— RECORDS FOR PROCESSING —
□ □ □ □ □ □ □

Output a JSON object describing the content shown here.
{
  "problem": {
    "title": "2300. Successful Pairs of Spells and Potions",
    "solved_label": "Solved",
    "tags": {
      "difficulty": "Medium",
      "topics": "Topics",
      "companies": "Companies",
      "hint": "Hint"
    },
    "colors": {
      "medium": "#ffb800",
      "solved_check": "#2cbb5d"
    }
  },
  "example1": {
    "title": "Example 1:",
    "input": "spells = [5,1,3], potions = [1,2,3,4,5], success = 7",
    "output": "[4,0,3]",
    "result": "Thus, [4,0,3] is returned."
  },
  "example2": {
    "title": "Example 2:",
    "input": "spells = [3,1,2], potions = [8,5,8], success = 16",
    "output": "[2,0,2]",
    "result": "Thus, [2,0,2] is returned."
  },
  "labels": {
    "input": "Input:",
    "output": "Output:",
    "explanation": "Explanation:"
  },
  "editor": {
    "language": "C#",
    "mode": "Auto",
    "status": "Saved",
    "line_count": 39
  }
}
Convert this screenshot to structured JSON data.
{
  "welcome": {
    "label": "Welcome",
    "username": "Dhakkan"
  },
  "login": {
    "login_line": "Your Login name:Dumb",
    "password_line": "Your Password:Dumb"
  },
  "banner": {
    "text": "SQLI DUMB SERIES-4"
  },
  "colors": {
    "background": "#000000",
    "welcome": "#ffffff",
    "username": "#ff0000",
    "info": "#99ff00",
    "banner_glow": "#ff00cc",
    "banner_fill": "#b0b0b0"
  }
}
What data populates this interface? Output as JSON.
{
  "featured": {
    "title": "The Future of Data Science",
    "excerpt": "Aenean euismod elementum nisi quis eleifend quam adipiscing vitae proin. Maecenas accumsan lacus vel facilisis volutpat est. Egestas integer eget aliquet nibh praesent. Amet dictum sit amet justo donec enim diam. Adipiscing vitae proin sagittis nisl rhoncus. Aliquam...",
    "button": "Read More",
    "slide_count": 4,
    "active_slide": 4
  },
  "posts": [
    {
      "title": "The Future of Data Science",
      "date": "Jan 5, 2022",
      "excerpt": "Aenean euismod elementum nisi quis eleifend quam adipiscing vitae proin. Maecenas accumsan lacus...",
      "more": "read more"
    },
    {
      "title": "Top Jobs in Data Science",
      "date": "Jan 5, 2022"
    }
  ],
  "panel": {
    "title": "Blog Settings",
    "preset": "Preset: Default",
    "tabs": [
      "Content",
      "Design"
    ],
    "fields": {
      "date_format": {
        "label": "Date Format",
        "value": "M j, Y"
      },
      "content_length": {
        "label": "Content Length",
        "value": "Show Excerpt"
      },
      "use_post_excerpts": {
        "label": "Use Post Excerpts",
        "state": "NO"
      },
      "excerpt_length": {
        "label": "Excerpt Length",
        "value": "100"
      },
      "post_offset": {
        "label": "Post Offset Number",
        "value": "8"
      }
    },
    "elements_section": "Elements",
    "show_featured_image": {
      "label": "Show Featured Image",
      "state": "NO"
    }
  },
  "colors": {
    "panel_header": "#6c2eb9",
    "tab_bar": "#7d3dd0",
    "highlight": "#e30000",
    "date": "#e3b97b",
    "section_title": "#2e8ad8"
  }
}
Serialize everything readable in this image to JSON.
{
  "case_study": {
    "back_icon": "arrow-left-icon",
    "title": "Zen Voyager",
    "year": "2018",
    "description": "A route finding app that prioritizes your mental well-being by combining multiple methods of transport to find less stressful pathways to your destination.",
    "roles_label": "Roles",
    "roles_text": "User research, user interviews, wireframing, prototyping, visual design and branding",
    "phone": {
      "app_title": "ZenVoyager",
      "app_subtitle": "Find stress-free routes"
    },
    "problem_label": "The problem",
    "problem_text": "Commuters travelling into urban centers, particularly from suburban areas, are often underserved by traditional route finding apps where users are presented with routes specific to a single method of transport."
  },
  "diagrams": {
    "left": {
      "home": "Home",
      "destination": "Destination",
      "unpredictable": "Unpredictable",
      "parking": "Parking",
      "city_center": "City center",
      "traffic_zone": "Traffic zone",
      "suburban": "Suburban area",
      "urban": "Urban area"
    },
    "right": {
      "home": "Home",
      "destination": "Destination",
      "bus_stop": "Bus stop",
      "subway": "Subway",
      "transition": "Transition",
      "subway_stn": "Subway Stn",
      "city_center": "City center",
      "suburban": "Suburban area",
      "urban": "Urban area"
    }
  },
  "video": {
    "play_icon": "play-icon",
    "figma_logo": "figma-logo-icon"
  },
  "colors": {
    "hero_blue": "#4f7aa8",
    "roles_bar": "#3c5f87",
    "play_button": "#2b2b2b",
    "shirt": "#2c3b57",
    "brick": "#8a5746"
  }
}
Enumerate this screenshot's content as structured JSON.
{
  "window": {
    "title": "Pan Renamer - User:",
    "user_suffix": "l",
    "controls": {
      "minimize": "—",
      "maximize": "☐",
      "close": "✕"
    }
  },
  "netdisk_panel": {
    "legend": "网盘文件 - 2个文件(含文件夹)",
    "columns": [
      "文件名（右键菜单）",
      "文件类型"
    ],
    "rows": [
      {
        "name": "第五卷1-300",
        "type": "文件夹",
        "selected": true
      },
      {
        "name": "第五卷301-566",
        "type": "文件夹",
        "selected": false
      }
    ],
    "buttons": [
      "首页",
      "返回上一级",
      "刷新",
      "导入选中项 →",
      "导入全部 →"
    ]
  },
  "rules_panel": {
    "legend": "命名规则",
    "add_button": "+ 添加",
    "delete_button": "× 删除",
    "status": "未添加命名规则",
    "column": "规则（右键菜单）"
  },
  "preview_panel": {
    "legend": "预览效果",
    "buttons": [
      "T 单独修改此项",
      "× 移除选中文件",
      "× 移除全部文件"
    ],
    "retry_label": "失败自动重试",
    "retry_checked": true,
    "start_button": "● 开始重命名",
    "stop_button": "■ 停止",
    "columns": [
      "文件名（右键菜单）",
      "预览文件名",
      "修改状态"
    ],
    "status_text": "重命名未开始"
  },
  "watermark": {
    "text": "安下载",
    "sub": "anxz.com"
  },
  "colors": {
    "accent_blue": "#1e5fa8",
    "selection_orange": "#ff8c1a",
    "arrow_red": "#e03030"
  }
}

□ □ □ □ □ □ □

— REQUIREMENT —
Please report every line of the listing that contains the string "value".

— RESULT FOR THIS EXERCISE —
        "value": "M j, Y"
        "value": "Show Excerpt"
        "value": "100"
        "value": "8"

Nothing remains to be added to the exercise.